D.E. Larsen, DVM
In August of 1968, I became the non-commissioned officer in charge (NCOIC) of the electronic maintenance shop at a small border detachment near Schöningen, West Germany. The detachment was called Wobeck. Named after a tiny village nearby.
Wobeck was located in the middle of an ancient elm forest on a small hill overlooking the East German border. We were in the Army, but our mission was directed by the National Security Agency. Our mission was electronic eavesdropping on the East German and Russian Armies between Berlin and us.
The NCOIC position was about the only thing Army that went on in our shop. We all knew we had a job to do, and everyone worked to get things done. There wasn’t much of a need for a command structure. It was my head on the block if something went wrong or if the powers that be wanted to chew someone out. I had less than a year left in the Army, so it wasn’t a big concern for me.
The one thing it did require was a trip to our headquarters in Rothwesten every month. That was about a two-hour drive, and you had to play Army a bit while there.
I would usually make the trip as quick as possible, accomplish what needed to be done, sneak out the back gate, and head home.
The route out of the back gate was a narrow road through a hillside pasture with many twists and turns. At the bottom of the hill, you drove through the tiny village of Knickhagen. It was a slower route, but it cut out many miles to the trip back to Schöningen, and you avoided the city traffic of Kassel.
I was by myself on a trip to Rothwestin in the middle of December. I had spent a couple of hours with my boss, Sergeant Zigler, at the maintenance shop. Then, with Christmas approaching, I had a more extensive shopping list at the Px. I was ready to get back to Schöningen when it was done.
I never gave a thought to the time of the year or the recent snowfall when I made the turn to take the back road out of Rothwesten.
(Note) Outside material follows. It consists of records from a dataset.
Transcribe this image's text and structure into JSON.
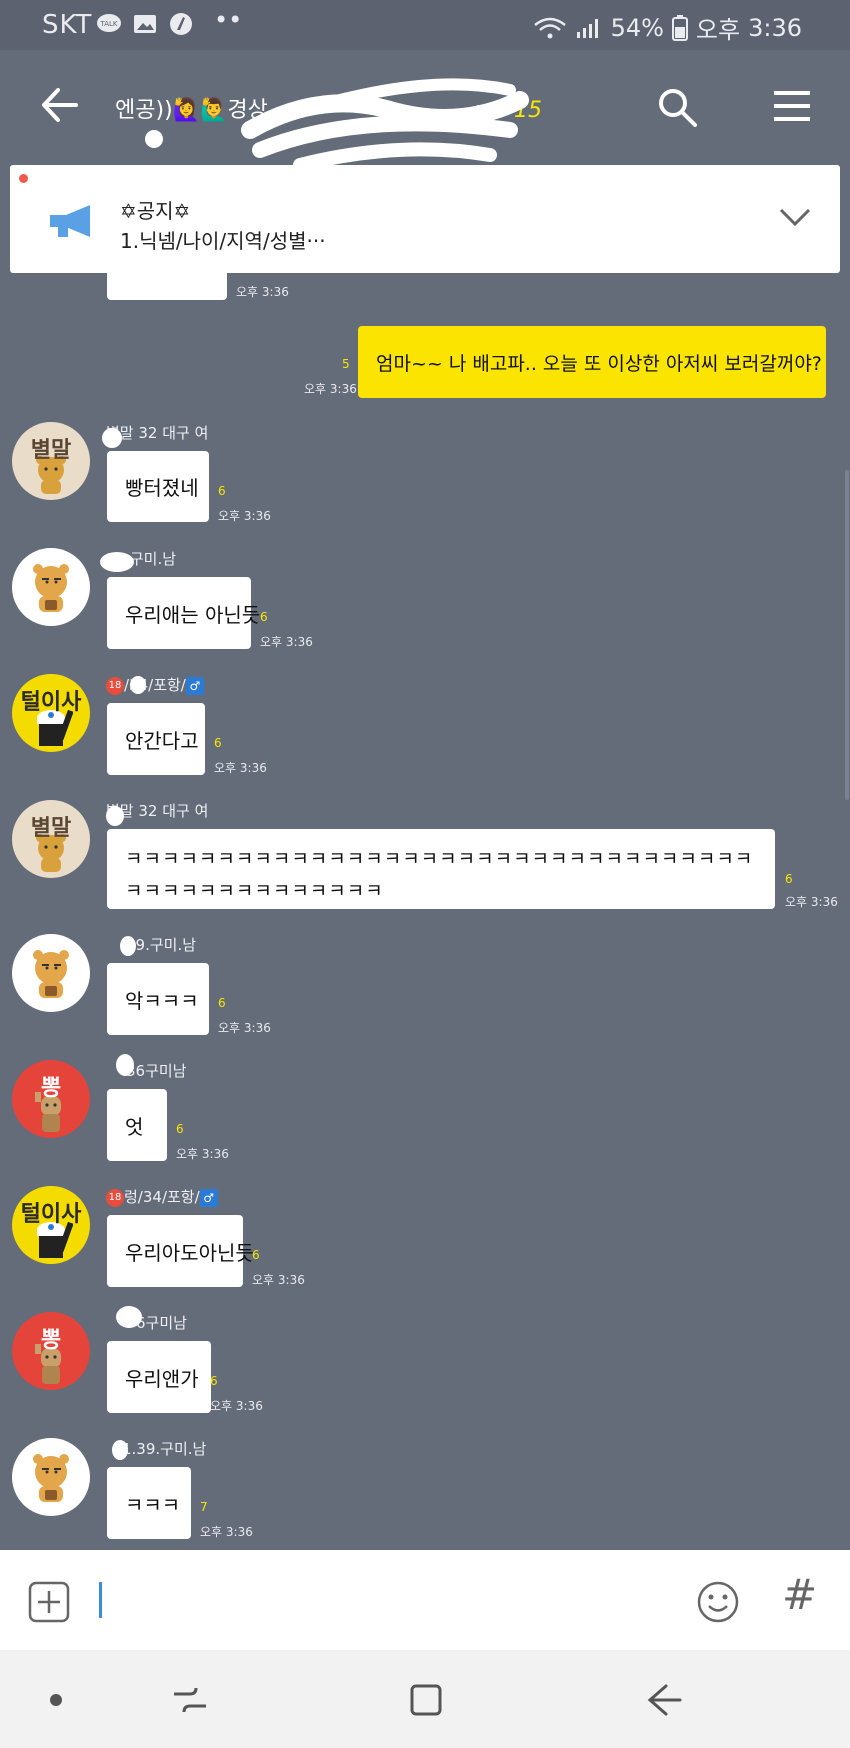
{
  "status": {
    "carrier": "SKT",
    "battery": "54%",
    "ampm": "오후",
    "clock": "3:36"
  },
  "header": {
    "title": "엔공))🙋‍♀️🙋‍♂️경상",
    "title_tail": "m?",
    "member_count": "15"
  },
  "notice": {
    "title": "✡공지✡",
    "text": "1.닉넴/나이/지역/성별···"
  },
  "messages": [
    {
      "type": "me",
      "text": "엄마~~ 나 배고파.. 오늘 또 이상한 아저씨 보러갈꺼야?",
      "unread": "5",
      "time": "오후 3:36"
    },
    {
      "sender": "별말 32 대구 여",
      "avatar": "별말",
      "text": "빵터졌네",
      "unread": "6",
      "time": "오후 3:36"
    },
    {
      "sender": "39.구미.남",
      "avatar": "",
      "text": "우리애는 아닌듯",
      "unread": "6",
      "time": "오후 3:36"
    },
    {
      "sender": "/34/포항/",
      "avatar": "털이사",
      "text": "안간다고",
      "unread": "6",
      "time": "오후 3:36"
    },
    {
      "sender": "별말 32 대구 여",
      "avatar": "별말",
      "text": "ㅋㅋㅋㅋㅋㅋㅋㅋㅋㅋㅋㅋㅋㅋㅋㅋㅋㅋㅋㅋㅋㅋㅋㅋㅋㅋㅋㅋㅋㅋㅋㅋㅋㅋㅋㅋㅋㅋㅋㅋㅋㅋㅋㅋㅋㅋㅋㅋ",
      "unread": "6",
      "time": "오후 3:36"
    },
    {
      "sender": "39.구미.남",
      "avatar": "",
      "text": "악ㅋㅋㅋ",
      "unread": "6",
      "time": "오후 3:36"
    },
    {
      "sender": "36구미남",
      "avatar": "뽕",
      "text": "엇",
      "unread": "6",
      "time": "오후 3:36"
    },
    {
      "sender": "렁/34/포항/",
      "avatar": "털이사",
      "text": "우리아도아닌듯",
      "unread": "6",
      "time": "오후 3:36"
    },
    {
      "sender": "6구미남",
      "avatar": "뽕",
      "text": "우리앤가",
      "unread": "6",
      "time": "오후 3:36"
    },
    {
      "sender": "1.39.구미.남",
      "avatar": "",
      "text": "ㅋㅋㅋ",
      "unread": "7",
      "time": "오후 3:36"
    }
  ],
  "input": {
    "placeholder": "",
    "hash": "#"
  },
  "icons": [
    "back-arrow-icon",
    "search-icon",
    "hamburger-menu-icon",
    "megaphone-icon",
    "chevron-down-icon",
    "plus-icon",
    "emoji-icon",
    "hashtag-icon"
  ],
  "colors": {
    "background": "#646b79",
    "my_bubble": "#fbe500",
    "unread": "#f7e600",
    "accent_cursor": "#3c8be0"
  }
}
This road was not gated, so there were no MPs to caution me. I started down the narrow road.
After a hundred yards, I realized I had made a serious error. I touched the brake. The little Volkswagen bottle skidded on the icy pavement. There was no stopping now, and there was no hope of turning around on this narrow strip of pavement.
Thankfully, I was in second gear. So down the hill, I went, gathering speed as I went. Taking turns on the icy pavement at speeds far above what we drove this road in summer weather conditions proved to be an exciting event.
Finally, I had one more sharp corner, and then I would be in the middle of the village. There is little relief in that fact. I could see a whole gaggle of village kids playing in the middle of the street. They probably had not seen a car come down this hill in weeks. I honked the horn to get their attention. Then I laid on the horn.
The kids scattered to the sides of the broad icy street. Standing there holding their sleds, watching this crazy Army guy in VW bug go screeching past them, hoping he could hit some dry pavement before he got to the main road.
As I exited the village, the ice on the pavement disappeared. I slowed the car and took a deep breath. That had been quite a ride, and it made the remainder of the trip home to Schöningen seem like a piece of cake.
Photo by Bruce Richards
3 thoughts on “A Wrong Turn”
Ah yeah, good old German backroads … never cleaned, never deiced in winter … you are lucky when you see the road still.
LikeLiked by 2 people
I like these old Army stories. Bobsledding in a VW is a good one! You were lucky that time.
LikeLiked by 1 person
Thanks for the comment. Maybe I should change the title to Bobsledding in a VW.
LikeLiked by 1 person